To staunch the haemorrhage of all these secrets the discourse employs an extreme precision of language, especially in the descriptions of space and spatial relationships within rooms, and in descriptions of behaviour. The bed projected from the wall into the middle of the room, in such a situation as to keep the door on the right hand of the person occupying it, the window on the left, and the fire place opposite the foot of the bed. Barthes writes on the symbolic meaning of the door: a whole complex of death, pleasure, limit, secret is bound up in it and of course doors and the keys which unlock them in this novel play a pivotal role in what they withhold and reveal. The behaviour and actions of the characters do not originate from the characters themselves, but happen because of the discourse’s instinct for preservation (Barthes again). Mrs Jazeph turned around with a start, and looked at the doctor. Apparently forgetting that her right hand was on the table, she moved it so suddenly that it struck against a bronze statuette […which] fell to the ground, and Mrs Jazeph stooped to pick it up with a cry of alarm which seemed strangely exaggerated by comparison with the trifling nature of the accident. Such events are the classic hermeneutic unit. Sarah Leeson faints at the top of the staircase in the North Wing just as she is about to unlock the door to the Myrtle Room not through fear or dread but because the text needs to preserve this particular secret for longer: we are only just half way through the novel. The fear and dread of the character are provided as realistic motivations for the delay. (Incidentally, according to Chavenet, this is why Freudian literary criticism is so laughably redundant: the characters are not real people, and the hermeneutic code accounts for more in their motivation than does their subconscious.)

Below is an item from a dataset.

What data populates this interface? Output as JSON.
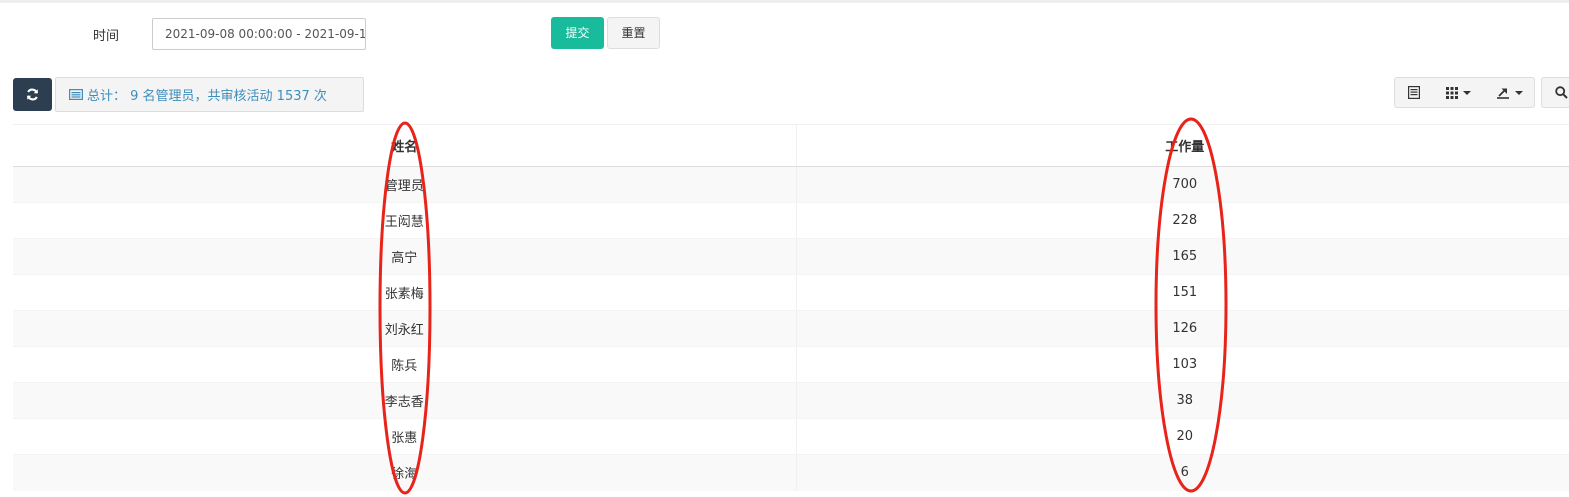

The discourse, then, is straitlaced, pedantic, restricted, controlled, in contrast to the fecund plethora of secrets thrown out by the plot. To compensate for the lack of control over the secrets, the author asserts his power over the discourse by employing an objective, clinical, precision of language, the reference code referencing criminal and psychological casebooks, to use another idea of Barthes. This has the effect of holding up the story by filling it with (unnecessary?) detail, in effect padding it out. In his four mature masterpieces The Woman in White, The Moonstone, Armadale and No Name, Collins achieved a more felicitous balance between a greater fecundity in the discourse and a tighter control of the plot.